• _What is required_
All the entries, exactly as they read, must be written out again.
------------
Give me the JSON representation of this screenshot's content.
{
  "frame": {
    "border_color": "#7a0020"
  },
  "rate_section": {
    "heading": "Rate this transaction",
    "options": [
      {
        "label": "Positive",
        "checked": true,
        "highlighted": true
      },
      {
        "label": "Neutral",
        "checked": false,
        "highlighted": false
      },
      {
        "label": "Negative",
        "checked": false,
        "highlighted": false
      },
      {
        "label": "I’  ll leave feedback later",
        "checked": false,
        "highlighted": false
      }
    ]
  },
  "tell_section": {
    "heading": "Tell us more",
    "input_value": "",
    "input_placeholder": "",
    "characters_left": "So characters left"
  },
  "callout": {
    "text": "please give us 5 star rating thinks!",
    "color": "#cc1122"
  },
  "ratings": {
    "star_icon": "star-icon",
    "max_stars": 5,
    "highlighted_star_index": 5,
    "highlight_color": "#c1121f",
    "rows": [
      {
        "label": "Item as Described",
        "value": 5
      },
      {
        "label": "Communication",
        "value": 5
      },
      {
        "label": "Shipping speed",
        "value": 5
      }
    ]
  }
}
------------
• _The completed task_
Give me the JSON representation of this screenshot's content.
{
  "frame": {
    "border_color": "#7a0020"
  },
  "rate_section": {
    "heading": "Rate this transaction",
    "options": [
      {
        "label": "Positive",
        "checked": true,
        "highlighted": true
      },
      {
        "label": "Neutral",
        "checked": false,
        "highlighted": false
      },
      {
        "label": "Negative",
        "checked": false,
        "highlighted": false
      },
      {
        "label": "I’  ll leave feedback later",
        "checked": false,
        "highlighted": false
      }
    ]
  },
  "tell_section": {
    "heading": "Tell us more",
    "input_value": "",
    "input_placeholder": "",
    "characters_left": "So characters left"
  },
  "callout": {
    "text": "please give us 5 star rating thinks!",
    "color": "#cc1122"
  },
  "ratings": {
    "star_icon": "star-icon",
    "max_stars": 5,
    "highlighted_star_index": 5,
    "highlight_color": "#c1121f",
    "rows": [
      {
        "label": "Item as Described",
        "value": 5
      },
      {
        "label": "Communication",
        "value": 5
      },
      {
        "label": "Shipping speed",
        "value": 5
      }
    ]
  }
}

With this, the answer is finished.